The Yomiuri ShimbunIt is significant to repeatedly convey the Japanese government’s position on the issues of comfort women and North Korea. Trying not to shake the principles is a step forward for the constructive relationship between Japan and South Korea.
Prime Minister Shinzo Abe held talks with South Korean President Moon Jae In on the sidelines of Abe’s visit to South Korea for the opening ceremony of the Pyeongchang Olympics. This is their first bilateral meeting since September last year. In January, the Moon administration criticized the comfort women agreement reached between the two countries, saying the accord “does not truly resolve the issue.” In effect, it has called for additional measures.
During the talks, the prime minister held the stance that his government cannot accept a series of moves in the Moon administration’s handling of the issue, saying, “The agreement is a promise made between countries, and it should be upheld even after an administration change.”
Moon said, “To truly resolve the issue, both governments should make efforts to restore the victims’ honor and dignity.”
The agreement confirmed a “final and irreversible resolution” to the comfort women issue. The Moon administration’s act of bringing up the issue is a remarkable contravention of good faith.
The Japan-South Korea accord includes a call for the South Korean government to make “efforts” toward appropriately solving the issue of a statue of a girl in Seoul symbolizing comfort women. The Moon administration should work on the removal of the statue.
ROK must not waver on North
The two leaders agreed to build a “future-oriented” relationship. In Japan, caution was strong over Abe’s visit to South Korea. Moon should seriously comprehend the implication that Abe took a risk by visiting South Korea to prioritize the improvement of bilateral ties.
The Moon administration has used the comfort women issue to maintain a unifying force within South Korea. It could move in step with North Korea to ramp up “anti-Japanese” sentiment. Regarding historical issues, it is crucial for the Japanese government not to allow South Korea to undermine principles.
During the latest talks, Abe and Moon agreed to aim at holding a trilateral meeting of Japanese, Chinese and South Korean leaders at an early date. Such a meeting has not been held since 2015.
It is necessary to deepen relationships at various levels, including economic and cultural exchanges, by carrying out diplomacy in which the leaders of states including China make regular reciprocal visits.
As for North Korea, Abe and Moon reaffirmed a policy of raising pressure to the maximum degree to make the country abandon its nuclear and missile development programs.
Abe said during the talks: “The firm trilateral relationship of Japan, the United States and South Korea will never be shaken. North Korea must be aware of it.” He also warned Moon over leaning toward a conciliatory approach to Pyongyang, saying, “Dialogue for the sake of dialogue is meaningless.”
North Korea has approached the South through inter-Korean talks and the Olympics to alienate Seoul from Japan and the United States.
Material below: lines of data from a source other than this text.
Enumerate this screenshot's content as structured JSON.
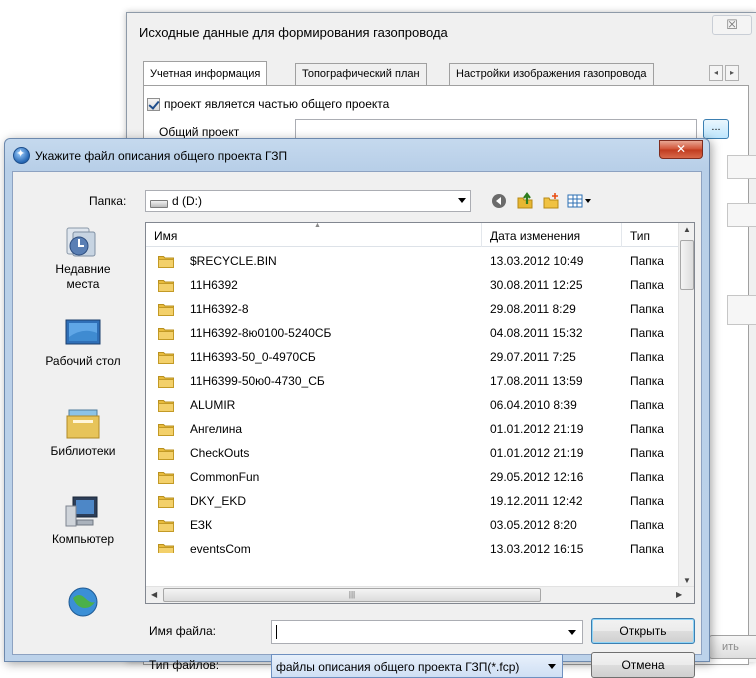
{
  "background_dialog": {
    "title": "Исходные данные для формирования газопровода",
    "close_glyph": "☒",
    "tabs": [
      "Учетная информация",
      "Топографический план",
      "Настройки изображения  газопровода"
    ],
    "tab_scroll_left": "◂",
    "tab_scroll_right": "▸",
    "checkbox_label": "проект является частью общего проекта",
    "checkbox_checked": true,
    "common_project_label": "Общий проект",
    "common_project_value": "",
    "browse_label": "...",
    "footer_button_partial": "ить"
  },
  "file_dialog": {
    "title": "Укажите файл  описания общего проекта ГЗП",
    "close_glyph": "✕",
    "look_in_label": "Папка:",
    "look_in_value": "d (D:)",
    "toolbar_icons": [
      "back-icon",
      "up-folder-icon",
      "new-folder-icon",
      "view-menu-icon"
    ],
    "places": [
      {
        "label": "Недавние места",
        "icon": "recent-places-icon"
      },
      {
        "label": "Рабочий стол",
        "icon": "desktop-icon"
      },
      {
        "label": "Библиотеки",
        "icon": "libraries-icon"
      },
      {
        "label": "Компьютер",
        "icon": "computer-icon"
      },
      {
        "label": "",
        "icon": "network-icon"
      }
    ],
    "columns": {
      "name": "Имя",
      "date": "Дата изменения",
      "type": "Тип"
    },
    "files": [
      {
        "name": "$RECYCLE.BIN",
        "date": "13.03.2012 10:49",
        "type": "Папка"
      },
      {
        "name": "11H6392",
        "date": "30.08.2011 12:25",
        "type": "Папка"
      },
      {
        "name": "11H6392-8",
        "date": "29.08.2011 8:29",
        "type": "Папка"
      },
      {
        "name": "11H6392-8ю0100-5240СБ",
        "date": "04.08.2011 15:32",
        "type": "Папка"
      },
      {
        "name": "11H6393-50_0-4970СБ",
        "date": "29.07.2011 7:25",
        "type": "Папка"
      },
      {
        "name": "11H6399-50ю0-4730_СБ",
        "date": "17.08.2011 13:59",
        "type": "Папка"
      },
      {
        "name": "ALUMIR",
        "date": "06.04.2010 8:39",
        "type": "Папка"
      },
      {
        "name": "Ангелина",
        "date": "01.01.2012 21:19",
        "type": "Папка"
      },
      {
        "name": "CheckOuts",
        "date": "01.01.2012 21:19",
        "type": "Папка"
      },
      {
        "name": "CommonFun",
        "date": "29.05.2012 12:16",
        "type": "Папка"
      },
      {
        "name": "DKY_EKD",
        "date": "19.12.2011 12:42",
        "type": "Папка"
      },
      {
        "name": "ЕЗК",
        "date": "03.05.2012 8:20",
        "type": "Папка"
      },
      {
        "name": "eventsCom",
        "date": "13.03.2012 16:15",
        "type": "Папка"
      }
    ],
    "file_name_label": "Имя файла:",
    "file_name_value": "",
    "file_type_label": "Тип файлов:",
    "file_type_value": "файлы описания общего проекта ГЗП(*.fcp)",
    "open_button": "Открыть",
    "cancel_button": "Отмена"
  }
}
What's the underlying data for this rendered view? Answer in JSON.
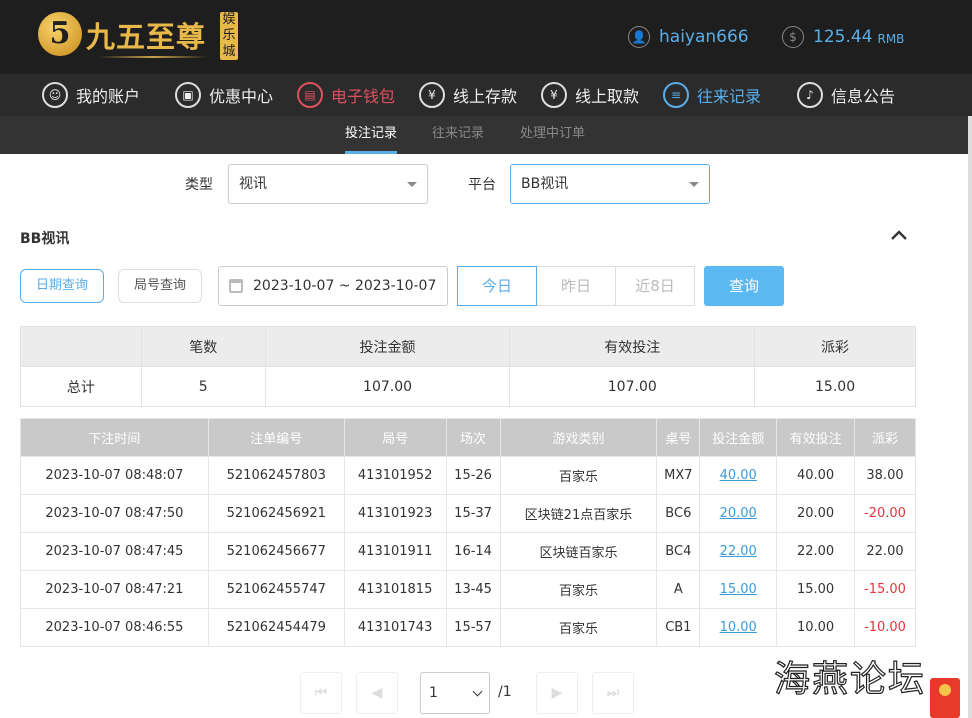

Behind its smiling diplomacy, Pyongyang has apparently continued its nuclear and missile development.
Economic sanctions intended to make North Korea change its policy must be continued.